Eating excessive amounts of carbs cause your insulin levels to spike, which signals your body to store as much fat as it can - including the carbs that you eat. You are therefore never really burning your fat stores when you eat a high carb diet.
High levels of carbs, especially processed ones adversely affect your body in a wide range of other ways - mostly hormonal, and all detrimental to weight loss.
If you want to understand more in depth I would highly recommend reading Gary Taubes' book 'Why we get fat' and another by Maria Emmerich called 'Secrets to a healthy metabolism' - they both cemented for me the correct way to eat for health and weight loss.
on December 01, 2011
at 12:33 PM
I can describe my own experience of losing weight and keeping insulin/blood sugar under control.
If you eat more fat than you use (a) for structural purposes (e.g. building cell walls) and (b) for energy, then the excess will almost certainly be stored as fat.
Unlike carbs, the dietary good fats don't push up insulin, so they are a safer source of energy for me than carbs.
Excess protein will be converted into glucose and stored as glycogen and, when the glycogen stores are full, as fat.
So, even good dietary fats and protein will make me fat if I eat too much of them. The way I know if I am getting too much dietary fat is that I stop losing weight, even though carbs are low and protein is moderate.

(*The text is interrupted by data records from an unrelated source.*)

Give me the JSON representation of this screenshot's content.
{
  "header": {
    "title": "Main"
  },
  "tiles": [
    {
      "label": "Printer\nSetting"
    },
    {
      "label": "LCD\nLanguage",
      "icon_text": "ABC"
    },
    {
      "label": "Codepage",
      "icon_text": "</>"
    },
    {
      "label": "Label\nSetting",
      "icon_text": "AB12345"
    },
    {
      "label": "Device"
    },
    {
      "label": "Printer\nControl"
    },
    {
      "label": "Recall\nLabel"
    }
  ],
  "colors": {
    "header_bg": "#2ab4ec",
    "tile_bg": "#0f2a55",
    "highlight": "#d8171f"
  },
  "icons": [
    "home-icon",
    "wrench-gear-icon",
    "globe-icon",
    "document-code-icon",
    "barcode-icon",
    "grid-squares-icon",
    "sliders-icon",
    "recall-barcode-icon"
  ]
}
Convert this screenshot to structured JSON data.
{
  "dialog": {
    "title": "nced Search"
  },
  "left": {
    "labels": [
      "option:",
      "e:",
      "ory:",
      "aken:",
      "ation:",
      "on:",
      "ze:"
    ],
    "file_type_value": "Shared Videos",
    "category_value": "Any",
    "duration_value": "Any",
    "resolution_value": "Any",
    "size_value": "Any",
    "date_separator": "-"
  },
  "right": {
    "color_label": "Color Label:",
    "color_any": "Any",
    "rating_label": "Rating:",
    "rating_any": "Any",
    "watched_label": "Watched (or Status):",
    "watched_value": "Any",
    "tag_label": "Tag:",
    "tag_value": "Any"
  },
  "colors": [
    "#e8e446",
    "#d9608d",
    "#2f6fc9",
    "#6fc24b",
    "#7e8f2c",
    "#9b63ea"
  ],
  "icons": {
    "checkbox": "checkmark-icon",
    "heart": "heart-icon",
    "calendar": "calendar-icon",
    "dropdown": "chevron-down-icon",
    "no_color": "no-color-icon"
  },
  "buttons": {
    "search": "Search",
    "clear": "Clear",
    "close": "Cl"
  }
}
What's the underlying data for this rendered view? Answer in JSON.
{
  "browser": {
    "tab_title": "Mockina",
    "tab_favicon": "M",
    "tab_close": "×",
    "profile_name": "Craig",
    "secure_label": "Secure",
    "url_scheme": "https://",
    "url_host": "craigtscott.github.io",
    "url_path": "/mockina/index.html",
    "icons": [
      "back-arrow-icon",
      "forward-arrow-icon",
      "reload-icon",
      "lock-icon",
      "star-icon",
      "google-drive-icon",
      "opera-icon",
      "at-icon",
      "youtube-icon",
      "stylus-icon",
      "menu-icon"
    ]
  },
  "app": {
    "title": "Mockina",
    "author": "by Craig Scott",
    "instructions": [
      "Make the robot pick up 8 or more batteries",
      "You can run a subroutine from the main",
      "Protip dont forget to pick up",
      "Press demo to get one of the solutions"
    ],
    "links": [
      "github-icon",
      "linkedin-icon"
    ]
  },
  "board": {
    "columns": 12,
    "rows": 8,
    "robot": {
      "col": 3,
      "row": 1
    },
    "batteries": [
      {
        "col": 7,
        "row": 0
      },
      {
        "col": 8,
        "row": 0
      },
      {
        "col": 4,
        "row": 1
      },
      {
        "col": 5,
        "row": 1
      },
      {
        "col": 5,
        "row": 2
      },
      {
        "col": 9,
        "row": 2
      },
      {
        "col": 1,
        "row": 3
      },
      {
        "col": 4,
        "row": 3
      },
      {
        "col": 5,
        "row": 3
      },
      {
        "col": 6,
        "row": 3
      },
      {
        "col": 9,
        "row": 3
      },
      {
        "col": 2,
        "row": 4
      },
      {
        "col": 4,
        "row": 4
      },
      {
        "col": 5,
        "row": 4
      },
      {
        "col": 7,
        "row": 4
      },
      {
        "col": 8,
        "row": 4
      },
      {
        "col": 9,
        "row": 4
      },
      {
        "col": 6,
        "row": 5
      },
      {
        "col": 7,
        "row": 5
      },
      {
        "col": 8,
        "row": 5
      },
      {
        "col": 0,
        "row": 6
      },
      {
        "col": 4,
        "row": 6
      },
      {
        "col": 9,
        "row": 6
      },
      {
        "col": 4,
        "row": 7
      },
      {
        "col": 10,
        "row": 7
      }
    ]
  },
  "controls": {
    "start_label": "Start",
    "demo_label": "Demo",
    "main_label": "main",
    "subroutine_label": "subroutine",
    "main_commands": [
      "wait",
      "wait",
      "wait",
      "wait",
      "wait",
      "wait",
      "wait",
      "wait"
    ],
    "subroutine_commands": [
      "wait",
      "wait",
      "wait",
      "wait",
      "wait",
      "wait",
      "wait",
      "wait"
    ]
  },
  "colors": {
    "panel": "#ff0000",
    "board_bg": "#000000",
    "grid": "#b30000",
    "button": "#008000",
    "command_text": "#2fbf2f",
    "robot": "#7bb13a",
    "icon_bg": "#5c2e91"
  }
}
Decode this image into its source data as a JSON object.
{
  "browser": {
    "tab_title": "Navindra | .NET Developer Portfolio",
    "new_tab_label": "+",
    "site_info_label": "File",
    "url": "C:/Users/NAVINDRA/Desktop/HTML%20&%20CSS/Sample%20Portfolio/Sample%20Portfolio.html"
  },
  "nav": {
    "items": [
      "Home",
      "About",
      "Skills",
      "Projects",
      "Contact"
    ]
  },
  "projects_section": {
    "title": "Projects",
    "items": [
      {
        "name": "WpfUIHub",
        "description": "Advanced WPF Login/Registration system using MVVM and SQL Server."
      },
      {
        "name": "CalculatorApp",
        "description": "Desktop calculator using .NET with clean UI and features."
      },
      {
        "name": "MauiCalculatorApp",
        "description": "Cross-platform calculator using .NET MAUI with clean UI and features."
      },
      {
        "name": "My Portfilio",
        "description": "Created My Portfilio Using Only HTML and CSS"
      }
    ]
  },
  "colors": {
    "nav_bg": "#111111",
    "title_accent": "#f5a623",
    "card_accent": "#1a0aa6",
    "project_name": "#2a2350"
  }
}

I understand the question of fatty liver is quite complex and involves other things, like polyunsaturated fatty acids and fructose, as well as excess glucose.